• [Task item] Match the string "children" against each line below, and copy every line that matches.
===== Task data
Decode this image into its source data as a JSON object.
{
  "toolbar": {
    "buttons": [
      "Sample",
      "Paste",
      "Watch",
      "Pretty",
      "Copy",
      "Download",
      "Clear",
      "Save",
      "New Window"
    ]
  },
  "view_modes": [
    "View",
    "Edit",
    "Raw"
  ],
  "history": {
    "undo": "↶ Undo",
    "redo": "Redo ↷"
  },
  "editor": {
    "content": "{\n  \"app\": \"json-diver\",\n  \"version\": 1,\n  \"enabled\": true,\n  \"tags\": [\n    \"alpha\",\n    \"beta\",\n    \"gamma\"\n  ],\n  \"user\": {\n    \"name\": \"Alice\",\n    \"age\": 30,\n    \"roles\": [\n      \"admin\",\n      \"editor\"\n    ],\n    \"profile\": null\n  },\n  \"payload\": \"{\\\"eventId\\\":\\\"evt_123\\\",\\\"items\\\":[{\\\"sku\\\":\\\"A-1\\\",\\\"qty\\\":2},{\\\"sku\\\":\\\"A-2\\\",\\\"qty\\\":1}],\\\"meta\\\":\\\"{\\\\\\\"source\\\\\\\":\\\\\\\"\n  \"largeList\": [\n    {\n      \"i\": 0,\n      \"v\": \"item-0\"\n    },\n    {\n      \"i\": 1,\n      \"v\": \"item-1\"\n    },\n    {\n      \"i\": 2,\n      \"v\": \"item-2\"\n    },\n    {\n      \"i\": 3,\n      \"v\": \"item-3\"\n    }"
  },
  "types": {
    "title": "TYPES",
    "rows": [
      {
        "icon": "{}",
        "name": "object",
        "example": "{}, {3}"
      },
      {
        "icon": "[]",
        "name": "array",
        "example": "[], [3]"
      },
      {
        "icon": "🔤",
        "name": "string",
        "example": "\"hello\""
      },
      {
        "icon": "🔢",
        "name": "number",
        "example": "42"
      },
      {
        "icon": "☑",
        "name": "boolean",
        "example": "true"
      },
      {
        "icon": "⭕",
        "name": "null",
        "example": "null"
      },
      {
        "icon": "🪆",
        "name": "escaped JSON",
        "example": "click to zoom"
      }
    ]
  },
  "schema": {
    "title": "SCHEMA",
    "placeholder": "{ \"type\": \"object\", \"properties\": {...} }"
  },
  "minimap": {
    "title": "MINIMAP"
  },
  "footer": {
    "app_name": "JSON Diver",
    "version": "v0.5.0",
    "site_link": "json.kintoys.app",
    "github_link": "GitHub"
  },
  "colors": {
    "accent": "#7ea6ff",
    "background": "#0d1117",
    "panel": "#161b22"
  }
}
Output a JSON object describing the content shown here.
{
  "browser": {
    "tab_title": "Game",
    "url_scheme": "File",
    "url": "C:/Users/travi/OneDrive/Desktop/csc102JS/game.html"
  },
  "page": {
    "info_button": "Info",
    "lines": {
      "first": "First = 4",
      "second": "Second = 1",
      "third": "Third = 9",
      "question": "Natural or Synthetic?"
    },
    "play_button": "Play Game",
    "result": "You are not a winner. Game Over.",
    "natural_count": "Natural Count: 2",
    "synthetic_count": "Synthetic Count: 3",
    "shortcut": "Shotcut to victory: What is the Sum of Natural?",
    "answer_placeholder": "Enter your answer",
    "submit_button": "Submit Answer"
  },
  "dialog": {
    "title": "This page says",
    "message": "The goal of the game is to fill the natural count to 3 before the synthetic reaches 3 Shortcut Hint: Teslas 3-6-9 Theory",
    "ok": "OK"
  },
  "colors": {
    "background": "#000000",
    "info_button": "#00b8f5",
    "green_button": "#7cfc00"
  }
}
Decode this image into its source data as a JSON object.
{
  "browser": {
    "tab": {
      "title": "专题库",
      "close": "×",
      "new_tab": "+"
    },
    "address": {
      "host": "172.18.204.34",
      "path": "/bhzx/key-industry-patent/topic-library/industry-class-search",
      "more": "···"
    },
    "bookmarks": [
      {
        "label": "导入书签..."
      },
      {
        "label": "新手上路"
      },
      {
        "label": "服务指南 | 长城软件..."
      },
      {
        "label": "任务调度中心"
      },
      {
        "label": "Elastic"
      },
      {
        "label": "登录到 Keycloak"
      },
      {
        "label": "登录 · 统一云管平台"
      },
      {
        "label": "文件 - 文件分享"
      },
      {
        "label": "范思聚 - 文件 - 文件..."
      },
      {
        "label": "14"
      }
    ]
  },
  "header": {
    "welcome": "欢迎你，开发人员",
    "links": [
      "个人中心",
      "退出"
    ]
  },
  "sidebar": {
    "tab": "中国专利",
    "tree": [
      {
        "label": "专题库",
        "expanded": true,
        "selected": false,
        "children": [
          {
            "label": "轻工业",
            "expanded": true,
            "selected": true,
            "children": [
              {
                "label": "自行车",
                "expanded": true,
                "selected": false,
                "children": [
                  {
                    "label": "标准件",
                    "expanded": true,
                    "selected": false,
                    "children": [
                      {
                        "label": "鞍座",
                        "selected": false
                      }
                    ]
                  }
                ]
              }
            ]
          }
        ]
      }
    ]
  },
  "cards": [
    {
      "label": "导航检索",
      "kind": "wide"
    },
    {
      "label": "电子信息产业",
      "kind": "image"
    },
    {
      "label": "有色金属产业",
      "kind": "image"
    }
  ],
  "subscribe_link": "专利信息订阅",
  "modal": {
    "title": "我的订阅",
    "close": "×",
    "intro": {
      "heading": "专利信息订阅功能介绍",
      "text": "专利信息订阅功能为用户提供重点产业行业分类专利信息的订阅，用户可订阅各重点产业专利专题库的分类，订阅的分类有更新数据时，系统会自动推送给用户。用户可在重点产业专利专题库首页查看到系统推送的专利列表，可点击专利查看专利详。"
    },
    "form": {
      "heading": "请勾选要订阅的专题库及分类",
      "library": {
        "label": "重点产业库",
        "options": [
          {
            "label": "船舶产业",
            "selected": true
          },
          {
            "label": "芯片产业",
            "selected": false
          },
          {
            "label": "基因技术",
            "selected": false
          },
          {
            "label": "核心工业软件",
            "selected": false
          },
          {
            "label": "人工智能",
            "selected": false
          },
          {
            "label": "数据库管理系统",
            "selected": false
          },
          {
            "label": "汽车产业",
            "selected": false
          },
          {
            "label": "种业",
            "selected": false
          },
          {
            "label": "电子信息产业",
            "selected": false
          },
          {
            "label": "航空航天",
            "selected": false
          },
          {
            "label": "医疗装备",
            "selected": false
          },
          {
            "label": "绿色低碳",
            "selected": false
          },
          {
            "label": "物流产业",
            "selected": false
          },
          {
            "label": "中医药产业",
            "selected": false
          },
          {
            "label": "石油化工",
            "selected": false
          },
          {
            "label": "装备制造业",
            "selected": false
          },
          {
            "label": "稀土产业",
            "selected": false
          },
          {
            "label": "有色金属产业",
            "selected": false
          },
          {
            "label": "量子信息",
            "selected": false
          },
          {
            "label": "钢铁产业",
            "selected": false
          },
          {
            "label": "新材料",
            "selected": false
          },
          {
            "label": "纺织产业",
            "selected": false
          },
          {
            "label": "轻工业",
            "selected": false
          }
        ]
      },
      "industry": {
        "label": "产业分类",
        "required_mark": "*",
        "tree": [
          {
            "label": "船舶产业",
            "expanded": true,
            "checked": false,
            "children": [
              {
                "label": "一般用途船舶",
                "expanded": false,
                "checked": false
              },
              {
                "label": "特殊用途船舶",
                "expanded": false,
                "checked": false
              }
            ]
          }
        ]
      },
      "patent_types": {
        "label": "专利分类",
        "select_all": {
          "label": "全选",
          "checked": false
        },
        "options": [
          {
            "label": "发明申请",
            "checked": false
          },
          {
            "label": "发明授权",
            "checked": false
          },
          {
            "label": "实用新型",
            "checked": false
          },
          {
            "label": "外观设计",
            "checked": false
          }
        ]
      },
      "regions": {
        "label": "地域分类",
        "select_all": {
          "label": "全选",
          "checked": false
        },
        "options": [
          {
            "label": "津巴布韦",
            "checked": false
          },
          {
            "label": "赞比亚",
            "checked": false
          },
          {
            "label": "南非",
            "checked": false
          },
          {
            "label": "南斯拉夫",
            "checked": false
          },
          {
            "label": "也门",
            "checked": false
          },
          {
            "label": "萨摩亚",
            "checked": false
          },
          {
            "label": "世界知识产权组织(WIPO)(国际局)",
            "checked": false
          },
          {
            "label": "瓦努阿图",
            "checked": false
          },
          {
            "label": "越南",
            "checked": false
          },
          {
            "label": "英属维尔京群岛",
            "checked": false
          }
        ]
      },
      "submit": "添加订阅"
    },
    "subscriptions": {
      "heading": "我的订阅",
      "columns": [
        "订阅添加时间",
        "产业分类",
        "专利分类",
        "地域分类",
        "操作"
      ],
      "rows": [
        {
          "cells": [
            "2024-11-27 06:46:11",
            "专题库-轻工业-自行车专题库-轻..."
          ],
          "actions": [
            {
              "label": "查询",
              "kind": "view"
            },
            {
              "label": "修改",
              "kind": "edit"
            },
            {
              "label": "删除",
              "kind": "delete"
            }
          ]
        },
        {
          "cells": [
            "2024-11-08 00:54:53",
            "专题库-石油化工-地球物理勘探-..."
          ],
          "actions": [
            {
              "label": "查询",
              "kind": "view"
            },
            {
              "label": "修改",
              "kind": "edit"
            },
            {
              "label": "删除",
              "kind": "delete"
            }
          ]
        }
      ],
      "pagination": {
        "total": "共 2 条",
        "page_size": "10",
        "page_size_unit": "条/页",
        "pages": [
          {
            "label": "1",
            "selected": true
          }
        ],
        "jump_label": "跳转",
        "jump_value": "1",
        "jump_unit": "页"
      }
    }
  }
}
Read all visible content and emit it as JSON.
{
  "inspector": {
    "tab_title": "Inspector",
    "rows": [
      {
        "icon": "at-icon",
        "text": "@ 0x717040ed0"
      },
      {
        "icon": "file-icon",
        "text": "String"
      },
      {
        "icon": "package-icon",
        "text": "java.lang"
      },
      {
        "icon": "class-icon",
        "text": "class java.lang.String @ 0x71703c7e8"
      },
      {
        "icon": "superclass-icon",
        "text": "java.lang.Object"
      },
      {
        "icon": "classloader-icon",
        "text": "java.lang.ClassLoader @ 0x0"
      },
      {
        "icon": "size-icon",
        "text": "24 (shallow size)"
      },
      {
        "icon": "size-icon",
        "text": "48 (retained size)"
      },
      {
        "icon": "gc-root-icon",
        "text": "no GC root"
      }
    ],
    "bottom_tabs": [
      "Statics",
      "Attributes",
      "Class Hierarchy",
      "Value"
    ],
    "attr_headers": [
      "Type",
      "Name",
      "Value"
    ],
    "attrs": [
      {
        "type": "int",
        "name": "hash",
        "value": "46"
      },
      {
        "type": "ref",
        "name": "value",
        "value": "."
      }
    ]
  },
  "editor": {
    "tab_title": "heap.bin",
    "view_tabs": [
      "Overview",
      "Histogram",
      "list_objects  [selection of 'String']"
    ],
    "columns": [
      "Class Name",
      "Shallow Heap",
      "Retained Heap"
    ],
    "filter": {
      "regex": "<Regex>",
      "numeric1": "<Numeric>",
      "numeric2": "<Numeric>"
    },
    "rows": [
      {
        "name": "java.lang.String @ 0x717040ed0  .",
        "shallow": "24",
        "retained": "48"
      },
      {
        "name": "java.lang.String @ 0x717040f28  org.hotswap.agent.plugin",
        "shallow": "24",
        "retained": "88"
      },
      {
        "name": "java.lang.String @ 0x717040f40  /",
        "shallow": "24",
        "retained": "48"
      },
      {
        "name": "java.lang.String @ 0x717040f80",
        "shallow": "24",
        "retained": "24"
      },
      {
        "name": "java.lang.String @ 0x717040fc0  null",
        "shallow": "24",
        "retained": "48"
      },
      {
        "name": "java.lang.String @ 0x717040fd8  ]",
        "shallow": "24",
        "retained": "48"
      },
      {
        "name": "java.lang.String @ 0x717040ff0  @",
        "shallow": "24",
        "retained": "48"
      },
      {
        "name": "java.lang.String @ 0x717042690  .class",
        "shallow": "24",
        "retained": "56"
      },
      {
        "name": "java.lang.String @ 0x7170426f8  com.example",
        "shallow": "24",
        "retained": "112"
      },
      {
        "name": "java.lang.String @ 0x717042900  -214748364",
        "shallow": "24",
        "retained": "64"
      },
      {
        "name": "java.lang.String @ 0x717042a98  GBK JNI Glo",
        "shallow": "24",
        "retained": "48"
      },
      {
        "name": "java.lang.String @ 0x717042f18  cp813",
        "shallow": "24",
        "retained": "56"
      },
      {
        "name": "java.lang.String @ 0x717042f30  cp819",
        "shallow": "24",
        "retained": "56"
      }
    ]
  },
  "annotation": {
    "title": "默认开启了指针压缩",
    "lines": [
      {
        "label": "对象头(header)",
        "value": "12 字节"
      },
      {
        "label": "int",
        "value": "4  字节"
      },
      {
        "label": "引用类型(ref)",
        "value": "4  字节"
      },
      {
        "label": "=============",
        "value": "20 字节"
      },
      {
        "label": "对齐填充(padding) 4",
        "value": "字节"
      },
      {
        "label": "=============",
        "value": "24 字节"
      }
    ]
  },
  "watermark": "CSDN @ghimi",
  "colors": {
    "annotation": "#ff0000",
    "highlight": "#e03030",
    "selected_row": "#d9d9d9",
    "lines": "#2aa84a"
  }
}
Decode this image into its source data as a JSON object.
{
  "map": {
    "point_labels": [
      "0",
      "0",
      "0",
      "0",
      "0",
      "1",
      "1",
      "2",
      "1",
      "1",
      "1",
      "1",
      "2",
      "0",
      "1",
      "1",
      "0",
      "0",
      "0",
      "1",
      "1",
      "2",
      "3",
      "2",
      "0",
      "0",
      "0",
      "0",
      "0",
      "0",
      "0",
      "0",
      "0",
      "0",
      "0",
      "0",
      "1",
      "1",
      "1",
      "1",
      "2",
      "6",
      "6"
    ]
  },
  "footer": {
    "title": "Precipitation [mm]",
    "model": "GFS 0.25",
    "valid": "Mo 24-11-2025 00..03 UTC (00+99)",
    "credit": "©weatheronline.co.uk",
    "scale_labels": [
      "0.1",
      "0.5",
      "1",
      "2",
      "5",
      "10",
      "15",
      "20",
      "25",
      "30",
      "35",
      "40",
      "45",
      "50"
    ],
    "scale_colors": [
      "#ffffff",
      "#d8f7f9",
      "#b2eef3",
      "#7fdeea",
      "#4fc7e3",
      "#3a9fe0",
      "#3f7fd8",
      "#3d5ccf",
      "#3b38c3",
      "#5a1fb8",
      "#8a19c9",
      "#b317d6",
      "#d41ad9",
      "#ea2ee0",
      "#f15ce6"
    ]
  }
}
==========
• [The answer]
        "children": [
            "children": [
                "children": [
                    "children": [
            "children": [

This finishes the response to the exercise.